To the Editor:
The article, “Today’s primary care OD can provide low vision
care more easily” (March 2012, page 16), by Scott A. Edmonds, OD, FAAO,
brings up a number of concerns and comments that I shall address, calling on my
38 years of experience in providing low vision care.
A low vision optometrist understands how to deal with low vision
patients. These patients possess unfulfilled expectations and may experience a
shift in reality and a reduced ability to communicate.
Low vision patients want to be cured, even though they know they cannot.
All low vision practitioners know that patients with relatively good acuities
(20/40 to 20/70) are more upset and frustrated than those with profound vision
This is why I feel Dr. Edmonds is off base in suggesting that more of
this care move out of the specialty low vision clinic and back to the primary
Dr. Edmonds states that patients and their family members can evaluate
optical options on the Internet. He is totally ignoring prescription low vision
devices such as microscopes and telescopes that have the patient’s
prescription built into the system. These options are not available on the
Internet and are fabricated by a prescription laboratory. They are prescribed,
fitted and evaluated by the doctor.
Medical and surgical treatment is, indeed, improved, as Dr. Edmonds
stated. The anti-VEGF agents have increased the number of low vision patients
who can be helped. Dr. Edmonds claims, “If a low vision patient can be
improved to 20/60 or better, he or she is an excellent candidate for a high add
in a flat top design,” and “these patients are able to fluently read
standard size print.”
While that may be true, the low vision specialist understands that
patient will still be unhappy. The patient needs a doctor who comprehends his
or her emotional state and can exhibit patience and understanding while
providing guidance and counseling. Telling the patient he or she should be
happy with 20/60 vision, as I have often seen primary care providers do, is
exactly the opposite of what the patient needs.

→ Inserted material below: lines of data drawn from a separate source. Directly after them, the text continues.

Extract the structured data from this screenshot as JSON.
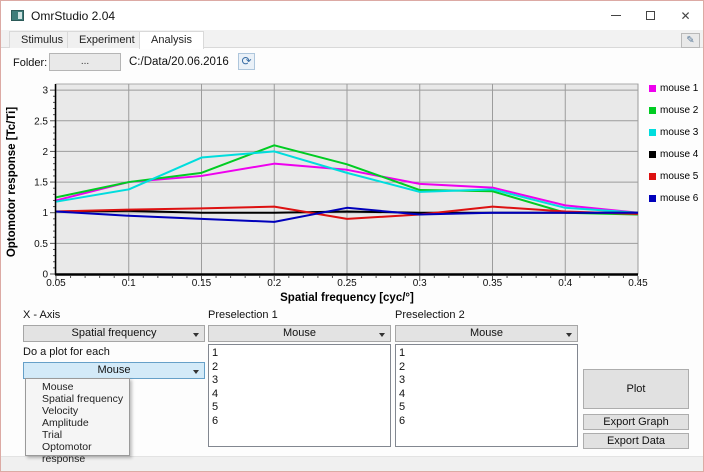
{
  "window": {
    "title": "OmrStudio 2.04",
    "minimize_glyph": "",
    "close_glyph": "✕"
  },
  "tabs": [
    {
      "label": "Stimulus"
    },
    {
      "label": "Experiment"
    },
    {
      "label": "Analysis"
    }
  ],
  "icons": {
    "refresh": "⟳",
    "tools": "✎"
  },
  "folder": {
    "label": "Folder:",
    "browse_label": "...",
    "path": "C:/Data/20.06.2016"
  },
  "chart_data": {
    "type": "line",
    "title": "",
    "xlabel": "Spatial frequency [cyc/°]",
    "ylabel": "Optomotor response [Tc/Ti]",
    "xlim": [
      0.05,
      0.45
    ],
    "ylim": [
      0,
      3.1
    ],
    "grid": true,
    "legend_position": "right",
    "xtick_values": [
      0.05,
      0.1,
      0.15,
      0.2,
      0.25,
      0.3,
      0.35,
      0.4,
      0.45
    ],
    "xtick_labels": [
      "0.05",
      "0.1",
      "0.15",
      "0.2",
      "0.25",
      "0.3",
      "0.35",
      "0.4",
      "0.45"
    ],
    "ytick_values": [
      0,
      0.5,
      1,
      1.5,
      2,
      2.5,
      3
    ],
    "ytick_labels": [
      "0",
      "0.5",
      "1",
      "1.5",
      "2",
      "2.5",
      "3"
    ],
    "x": [
      0.05,
      0.1,
      0.15,
      0.2,
      0.25,
      0.3,
      0.35,
      0.4,
      0.45
    ],
    "series": [
      {
        "name": "mouse 1",
        "color": "#ee00ee",
        "values": [
          1.2,
          1.5,
          1.6,
          1.8,
          1.7,
          1.47,
          1.41,
          1.12,
          1.0
        ]
      },
      {
        "name": "mouse 2",
        "color": "#00cc22",
        "values": [
          1.25,
          1.5,
          1.65,
          2.1,
          1.79,
          1.37,
          1.35,
          1.0,
          0.97
        ]
      },
      {
        "name": "mouse 3",
        "color": "#00dddd",
        "values": [
          1.18,
          1.38,
          1.9,
          2.0,
          1.65,
          1.34,
          1.38,
          1.08,
          1.0
        ]
      },
      {
        "name": "mouse 4",
        "color": "#000000",
        "values": [
          1.02,
          1.03,
          1.0,
          1.0,
          1.02,
          1.0,
          1.0,
          1.0,
          1.0
        ]
      },
      {
        "name": "mouse 5",
        "color": "#dd1111",
        "values": [
          1.02,
          1.05,
          1.07,
          1.1,
          0.9,
          0.97,
          1.1,
          1.02,
          0.98
        ]
      },
      {
        "name": "mouse 6",
        "color": "#0000bb",
        "values": [
          1.02,
          0.95,
          0.9,
          0.85,
          1.08,
          0.97,
          1.0,
          1.0,
          1.0
        ]
      }
    ]
  },
  "controls": {
    "x_axis": {
      "label": "X - Axis",
      "value": "Spatial frequency"
    },
    "preselection1": {
      "label": "Preselection 1",
      "value": "Mouse",
      "items": [
        "1",
        "2",
        "3",
        "4",
        "5",
        "6"
      ]
    },
    "preselection2": {
      "label": "Preselection 2",
      "value": "Mouse",
      "items": [
        "1",
        "2",
        "3",
        "4",
        "5",
        "6"
      ]
    },
    "plot_for_each": {
      "label": "Do a plot for each",
      "value": "Mouse",
      "options": [
        "Mouse",
        "Spatial frequency",
        "Velocity",
        "Amplitude",
        "Trial",
        "Optomotor response"
      ]
    },
    "buttons": {
      "plot": "Plot",
      "export_graph": "Export Graph",
      "export_data": "Export Data"
    }
  }
}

Dr. Edmonds correctly states that optometrists “have a vast
experience of explaining the complexities of myopia, hyperopia, astigmatism and
presbyopia to patients and helping them adapt to day-to-day life with these

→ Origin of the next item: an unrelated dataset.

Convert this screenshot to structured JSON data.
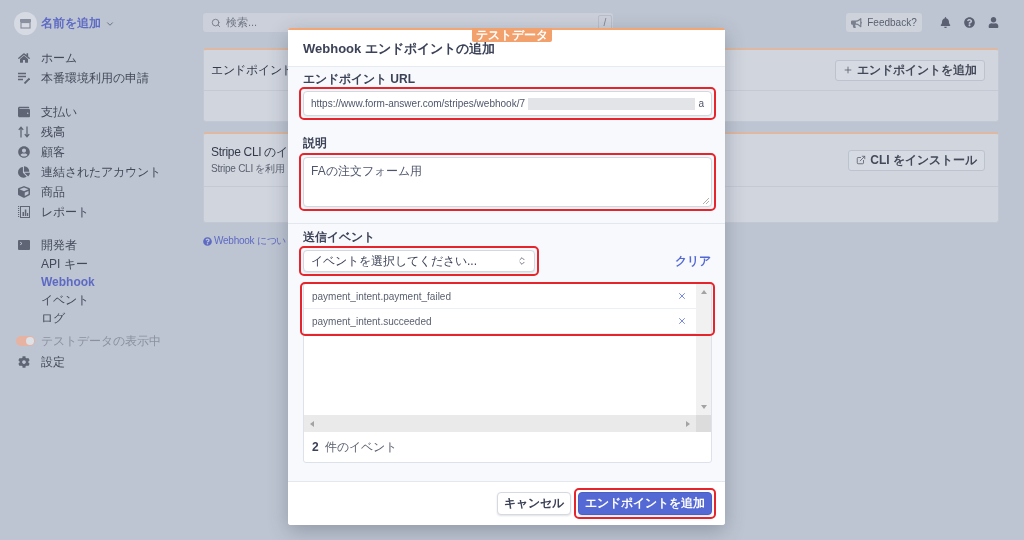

problems.” However, he incorrectly states: “It is not a big stretch
for the primary care optometrist to use those same communication skills to
explain AMD, provide the proper optics and teach patients how to adapt and

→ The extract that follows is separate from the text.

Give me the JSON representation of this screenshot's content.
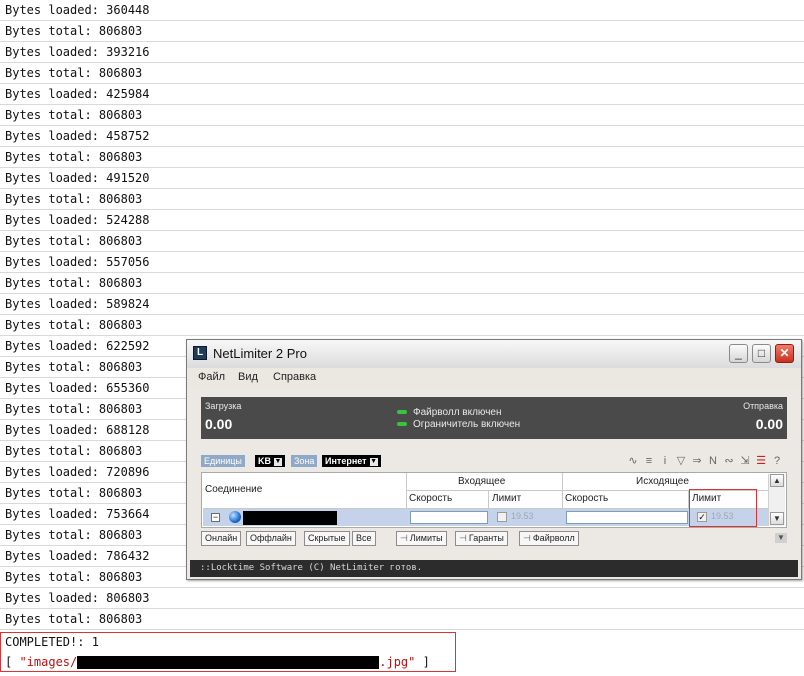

adjust their life to these problems.” Teaching patients how to adapt to
these problems is at the heart of being a low vision doctor.
Dr. Edmonds advises optometrists to “step up.” I agree that
optometrists need to step up and start referring patients to low vision
optometrists after all medical treatments have been exhausted.
Richard J. Shuldiner, OD, FAAO
Low Vision Diplomate, American Academy of Optometry
Founder, International Academy of Low Vision Specialists
Clinical director, Low Vision Optometry of Southern
Dr. Edmonds responds:
I want to thank Dr. Shuldiner for taking the time to respond to my
article on low vision and the primary care optometrist. Considering that we
clearly have different views, it is good to debate issues that affect our
profession in a public forum.
I, too, am a “low vision specialist” and also can call on more
than 30 years of experience providing low vision care in one of the leading
international eye institutes of the world. In my role, I also teach
optometrists and ophthalmologists, which may have led me to have a much higher
opinion of the general eye care provider, particularly the optometrist.
In reading Dr. Shuldiner’s views, I feel that he underestimates the
modern primary care optometrist. Today’s optometrist is trained to deal
with all aspects of ocular disease, even when these diseases result in
permanent vision loss. They do understand how to deal with patients who have
unfulfilled expectations and a reduced ability to communicate. This is not to
say that the primary care optometrist is equipped to deal with all low vision
patients, but I believe that they also know when to manage and when to refer.
Our low vision clinic at Wills Eye is very busy, with the advanced low
vision care using microscopes, telescopes and, in particular, the low vision
rehabilitation required to manage these clinical cases. With the baby boomers
moving into the macular degeneration age group, those of us in busy low vision
practices need to work more closely with our colleagues in primary care to
effectively manage all of these patients.
I firmly believe that primary care optometrists are ready and willing to
“step up” and work with low vision optometrists, specialty
ophthalmologists and any of the providers of the health care system to provide
the best care for their patients.
Scott A. Edmonds, OD, FAAO
Co-director, Low Vision/Contact Lens Service
Wills Eye Institute